**PROBLEM TO WORK ON:** What lines of the data below hold "value"? Show them.

**THE DATA:**

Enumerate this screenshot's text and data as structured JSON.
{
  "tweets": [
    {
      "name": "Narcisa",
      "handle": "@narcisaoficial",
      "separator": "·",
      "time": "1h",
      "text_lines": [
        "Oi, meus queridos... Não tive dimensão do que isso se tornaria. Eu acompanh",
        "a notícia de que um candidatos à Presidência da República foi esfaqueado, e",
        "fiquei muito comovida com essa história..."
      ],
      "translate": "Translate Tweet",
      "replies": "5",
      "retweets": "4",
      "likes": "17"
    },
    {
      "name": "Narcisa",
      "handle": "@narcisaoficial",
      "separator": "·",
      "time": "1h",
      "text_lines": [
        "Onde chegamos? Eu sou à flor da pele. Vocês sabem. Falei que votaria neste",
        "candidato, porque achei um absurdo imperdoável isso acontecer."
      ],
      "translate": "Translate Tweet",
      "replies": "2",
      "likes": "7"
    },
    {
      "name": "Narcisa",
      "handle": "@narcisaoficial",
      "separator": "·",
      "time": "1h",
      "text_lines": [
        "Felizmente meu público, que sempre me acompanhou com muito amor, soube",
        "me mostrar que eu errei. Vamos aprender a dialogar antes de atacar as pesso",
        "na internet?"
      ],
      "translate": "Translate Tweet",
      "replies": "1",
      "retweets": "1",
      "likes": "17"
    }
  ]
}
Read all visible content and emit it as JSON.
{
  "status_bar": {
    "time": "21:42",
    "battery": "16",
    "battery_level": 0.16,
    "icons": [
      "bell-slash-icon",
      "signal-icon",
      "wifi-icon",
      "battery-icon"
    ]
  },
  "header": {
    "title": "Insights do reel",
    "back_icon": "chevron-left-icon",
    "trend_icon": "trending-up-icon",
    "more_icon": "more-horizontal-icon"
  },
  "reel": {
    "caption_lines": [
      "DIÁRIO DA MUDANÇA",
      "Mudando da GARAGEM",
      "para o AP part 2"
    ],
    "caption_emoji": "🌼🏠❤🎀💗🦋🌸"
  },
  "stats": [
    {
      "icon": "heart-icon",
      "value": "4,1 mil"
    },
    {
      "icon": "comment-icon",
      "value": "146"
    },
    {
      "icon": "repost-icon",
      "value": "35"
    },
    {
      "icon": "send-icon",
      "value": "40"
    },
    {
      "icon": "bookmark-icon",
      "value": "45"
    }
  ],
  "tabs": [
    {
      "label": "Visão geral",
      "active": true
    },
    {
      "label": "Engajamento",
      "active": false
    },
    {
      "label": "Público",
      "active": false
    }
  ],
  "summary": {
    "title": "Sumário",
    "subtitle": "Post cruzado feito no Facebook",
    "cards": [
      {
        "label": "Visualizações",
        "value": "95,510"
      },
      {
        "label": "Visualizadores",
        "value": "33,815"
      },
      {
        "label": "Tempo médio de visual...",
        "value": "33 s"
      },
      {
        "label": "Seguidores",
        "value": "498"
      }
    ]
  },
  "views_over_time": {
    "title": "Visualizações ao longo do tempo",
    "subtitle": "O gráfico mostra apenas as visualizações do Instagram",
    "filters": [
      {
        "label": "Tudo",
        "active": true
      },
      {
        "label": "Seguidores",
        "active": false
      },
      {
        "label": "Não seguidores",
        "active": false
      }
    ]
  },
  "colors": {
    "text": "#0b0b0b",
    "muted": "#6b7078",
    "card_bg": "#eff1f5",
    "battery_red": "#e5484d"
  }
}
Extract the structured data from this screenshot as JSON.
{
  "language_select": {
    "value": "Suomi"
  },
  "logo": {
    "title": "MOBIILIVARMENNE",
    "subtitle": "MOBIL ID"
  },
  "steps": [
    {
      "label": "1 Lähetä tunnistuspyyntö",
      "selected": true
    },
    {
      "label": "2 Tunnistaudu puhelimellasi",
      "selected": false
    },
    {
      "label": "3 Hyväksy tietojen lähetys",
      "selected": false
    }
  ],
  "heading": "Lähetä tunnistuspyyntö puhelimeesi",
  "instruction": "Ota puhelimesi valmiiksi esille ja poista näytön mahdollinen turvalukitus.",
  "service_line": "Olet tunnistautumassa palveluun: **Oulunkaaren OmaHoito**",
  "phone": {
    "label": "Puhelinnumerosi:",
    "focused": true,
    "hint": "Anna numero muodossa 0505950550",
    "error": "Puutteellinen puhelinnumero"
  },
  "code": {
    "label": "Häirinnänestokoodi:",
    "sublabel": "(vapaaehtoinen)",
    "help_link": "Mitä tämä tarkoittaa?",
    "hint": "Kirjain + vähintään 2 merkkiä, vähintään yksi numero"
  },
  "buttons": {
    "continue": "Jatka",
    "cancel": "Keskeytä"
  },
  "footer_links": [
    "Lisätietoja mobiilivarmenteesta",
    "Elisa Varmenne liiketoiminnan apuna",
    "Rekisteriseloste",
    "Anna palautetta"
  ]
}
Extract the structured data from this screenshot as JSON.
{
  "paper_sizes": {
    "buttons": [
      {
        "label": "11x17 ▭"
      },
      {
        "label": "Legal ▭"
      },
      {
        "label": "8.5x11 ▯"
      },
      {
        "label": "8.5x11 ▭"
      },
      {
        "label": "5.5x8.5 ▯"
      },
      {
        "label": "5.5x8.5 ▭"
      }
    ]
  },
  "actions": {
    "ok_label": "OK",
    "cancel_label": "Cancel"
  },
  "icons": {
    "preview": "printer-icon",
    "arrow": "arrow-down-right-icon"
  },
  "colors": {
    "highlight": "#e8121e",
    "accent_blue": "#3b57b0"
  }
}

**RESPONSE:**
      "value": "4,1 mil"
      "value": "146"
      "value": "35"
      "value": "40"
      "value": "45"
        "value": "95,510"
        "value": "33,815"
        "value": "33 s"
        "value": "498"
    "value": "Suomi"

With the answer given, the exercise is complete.